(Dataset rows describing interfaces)

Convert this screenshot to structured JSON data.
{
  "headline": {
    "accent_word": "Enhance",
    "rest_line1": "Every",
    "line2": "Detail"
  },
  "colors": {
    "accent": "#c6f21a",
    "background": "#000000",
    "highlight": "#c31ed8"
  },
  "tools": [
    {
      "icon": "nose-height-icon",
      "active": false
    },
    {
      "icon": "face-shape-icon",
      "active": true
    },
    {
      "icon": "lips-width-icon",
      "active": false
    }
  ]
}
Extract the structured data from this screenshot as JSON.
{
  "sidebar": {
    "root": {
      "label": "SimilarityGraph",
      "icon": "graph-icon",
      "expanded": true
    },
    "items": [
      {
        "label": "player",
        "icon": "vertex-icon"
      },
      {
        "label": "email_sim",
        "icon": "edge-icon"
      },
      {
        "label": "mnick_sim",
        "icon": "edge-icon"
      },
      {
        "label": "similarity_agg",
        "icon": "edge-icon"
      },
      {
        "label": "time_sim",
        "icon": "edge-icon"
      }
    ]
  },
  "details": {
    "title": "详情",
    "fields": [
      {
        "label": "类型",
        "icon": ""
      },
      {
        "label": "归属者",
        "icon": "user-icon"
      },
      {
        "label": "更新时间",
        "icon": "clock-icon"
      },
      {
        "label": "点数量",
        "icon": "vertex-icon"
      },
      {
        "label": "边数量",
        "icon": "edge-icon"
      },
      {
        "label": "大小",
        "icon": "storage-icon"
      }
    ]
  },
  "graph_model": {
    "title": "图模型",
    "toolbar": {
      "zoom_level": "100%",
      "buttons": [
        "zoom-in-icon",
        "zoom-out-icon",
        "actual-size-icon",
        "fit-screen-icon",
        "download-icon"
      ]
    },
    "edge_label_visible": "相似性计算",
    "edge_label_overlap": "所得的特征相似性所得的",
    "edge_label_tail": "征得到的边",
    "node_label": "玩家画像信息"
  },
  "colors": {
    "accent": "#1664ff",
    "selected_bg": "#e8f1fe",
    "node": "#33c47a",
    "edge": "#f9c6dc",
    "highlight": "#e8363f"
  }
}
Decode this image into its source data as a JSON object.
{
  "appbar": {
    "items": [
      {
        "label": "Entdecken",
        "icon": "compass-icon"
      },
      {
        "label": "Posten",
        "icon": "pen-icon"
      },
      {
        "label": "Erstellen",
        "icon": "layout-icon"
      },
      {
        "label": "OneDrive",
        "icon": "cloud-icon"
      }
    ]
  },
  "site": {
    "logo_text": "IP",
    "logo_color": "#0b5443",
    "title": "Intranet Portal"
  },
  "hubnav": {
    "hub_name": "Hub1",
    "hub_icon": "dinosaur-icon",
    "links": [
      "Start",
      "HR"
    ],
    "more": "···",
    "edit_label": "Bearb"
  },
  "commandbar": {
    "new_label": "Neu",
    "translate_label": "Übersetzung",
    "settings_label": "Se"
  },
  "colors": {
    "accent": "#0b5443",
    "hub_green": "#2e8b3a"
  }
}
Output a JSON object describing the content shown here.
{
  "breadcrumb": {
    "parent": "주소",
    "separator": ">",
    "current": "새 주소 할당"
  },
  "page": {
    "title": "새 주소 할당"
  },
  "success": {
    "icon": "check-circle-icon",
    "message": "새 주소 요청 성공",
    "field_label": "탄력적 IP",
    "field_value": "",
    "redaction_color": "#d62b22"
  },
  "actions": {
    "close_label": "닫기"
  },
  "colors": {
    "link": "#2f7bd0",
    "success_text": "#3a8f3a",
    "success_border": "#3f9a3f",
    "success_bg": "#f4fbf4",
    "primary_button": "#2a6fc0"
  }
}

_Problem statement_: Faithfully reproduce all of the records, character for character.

_Exercise answer_:
Convert this screenshot to structured JSON data.
{
  "headline": {
    "accent_word": "Enhance",
    "rest_line1": "Every",
    "line2": "Detail"
  },
  "colors": {
    "accent": "#c6f21a",
    "background": "#000000",
    "highlight": "#c31ed8"
  },
  "tools": [
    {
      "icon": "nose-height-icon",
      "active": false
    },
    {
      "icon": "face-shape-icon",
      "active": true
    },
    {
      "icon": "lips-width-icon",
      "active": false
    }
  ]
}
Extract the structured data from this screenshot as JSON.
{
  "sidebar": {
    "root": {
      "label": "SimilarityGraph",
      "icon": "graph-icon",
      "expanded": true
    },
    "items": [
      {
        "label": "player",
        "icon": "vertex-icon"
      },
      {
        "label": "email_sim",
        "icon": "edge-icon"
      },
      {
        "label": "mnick_sim",
        "icon": "edge-icon"
      },
      {
        "label": "similarity_agg",
        "icon": "edge-icon"
      },
      {
        "label": "time_sim",
        "icon": "edge-icon"
      }
    ]
  },
  "details": {
    "title": "详情",
    "fields": [
      {
        "label": "类型",
        "icon": ""
      },
      {
        "label": "归属者",
        "icon": "user-icon"
      },
      {
        "label": "更新时间",
        "icon": "clock-icon"
      },
      {
        "label": "点数量",
        "icon": "vertex-icon"
      },
      {
        "label": "边数量",
        "icon": "edge-icon"
      },
      {
        "label": "大小",
        "icon": "storage-icon"
      }
    ]
  },
  "graph_model": {
    "title": "图模型",
    "toolbar": {
      "zoom_level": "100%",
      "buttons": [
        "zoom-in-icon",
        "zoom-out-icon",
        "actual-size-icon",
        "fit-screen-icon",
        "download-icon"
      ]
    },
    "edge_label_visible": "相似性计算",
    "edge_label_overlap": "所得的特征相似性所得的",
    "edge_label_tail": "征得到的边",
    "node_label": "玩家画像信息"
  },
  "colors": {
    "accent": "#1664ff",
    "selected_bg": "#e8f1fe",
    "node": "#33c47a",
    "edge": "#f9c6dc",
    "highlight": "#e8363f"
  }
}
Decode this image into its source data as a JSON object.
{
  "appbar": {
    "items": [
      {
        "label": "Entdecken",
        "icon": "compass-icon"
      },
      {
        "label": "Posten",
        "icon": "pen-icon"
      },
      {
        "label": "Erstellen",
        "icon": "layout-icon"
      },
      {
        "label": "OneDrive",
        "icon": "cloud-icon"
      }
    ]
  },
  "site": {
    "logo_text": "IP",
    "logo_color": "#0b5443",
    "title": "Intranet Portal"
  },
  "hubnav": {
    "hub_name": "Hub1",
    "hub_icon": "dinosaur-icon",
    "links": [
      "Start",
      "HR"
    ],
    "more": "···",
    "edit_label": "Bearb"
  },
  "commandbar": {
    "new_label": "Neu",
    "translate_label": "Übersetzung",
    "settings_label": "Se"
  },
  "colors": {
    "accent": "#0b5443",
    "hub_green": "#2e8b3a"
  }
}
Output a JSON object describing the content shown here.
{
  "breadcrumb": {
    "parent": "주소",
    "separator": ">",
    "current": "새 주소 할당"
  },
  "page": {
    "title": "새 주소 할당"
  },
  "success": {
    "icon": "check-circle-icon",
    "message": "새 주소 요청 성공",
    "field_label": "탄력적 IP",
    "field_value": "",
    "redaction_color": "#d62b22"
  },
  "actions": {
    "close_label": "닫기"
  },
  "colors": {
    "link": "#2f7bd0",
    "success_text": "#3a8f3a",
    "success_border": "#3f9a3f",
    "success_bg": "#f4fbf4",
    "primary_button": "#2a6fc0"
  }
}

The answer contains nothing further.